Effects of a change in entry-to-practice criteria for cardiovascular perfusion in Canada: results of a national survey
Years of experience and level of education are two important determinants of a clinician’s expertise. While entry-to-practice criteria for admission to perfusion training in Canada changed from clinical experience-based criteria to education-based criteria in 2006, the effects of these changes have not been studied.Objective:
To determine the academic and clinical backgrounds of perfusionists in Canada, ascertain perceptions about the adequacy of training and evaluate the effects of the changes on the composition of the perfusion community of Canada.Methods:
An electronic questionnaire was distributed to all practicing perfusionists in Canada, addressing details regarding clinical experience, academic education and perceptions about the adequacy of training.Results:
Two hundred and twenty-eight questionnaires were completed, representing a 72% response rate. Perfusionists admitted under academic-based criteria have significantly higher levels of education (100% degree holders vs 69.1%, p<0.001), but less antecedent clinical training and experience (median, IQR: 0, 0 – 4.5 years vs 2, 2 – 8 years, p<0.0001), are younger (median age range 31-35 years vs 51-55 years, p<0.0001), more likely to be female (58.7% vs 41.3%, p=0.006) and are significantly more likely to enter perfusion because of attraction to the type of work (p=0.045). Many perfusionists (70, 32%) in Canada believe themselves inadequately trained for their clinical assignments outside the OR. In addition, 19% of perfusionists plan to retire over the next 10 years.Conclusions:

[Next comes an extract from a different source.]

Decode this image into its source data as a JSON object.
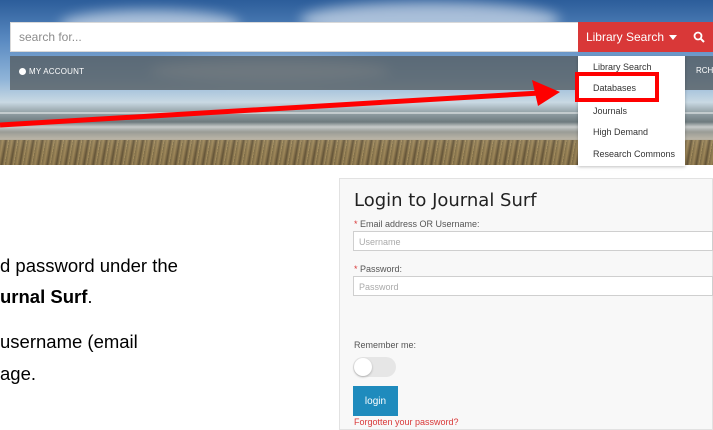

The introduction of education-based entry criteria has changed the academic and clinical experience levels of perfusionists in Canada. Strategies designed to better prepare perfusionists for their clinical assignments outside the OR are merited.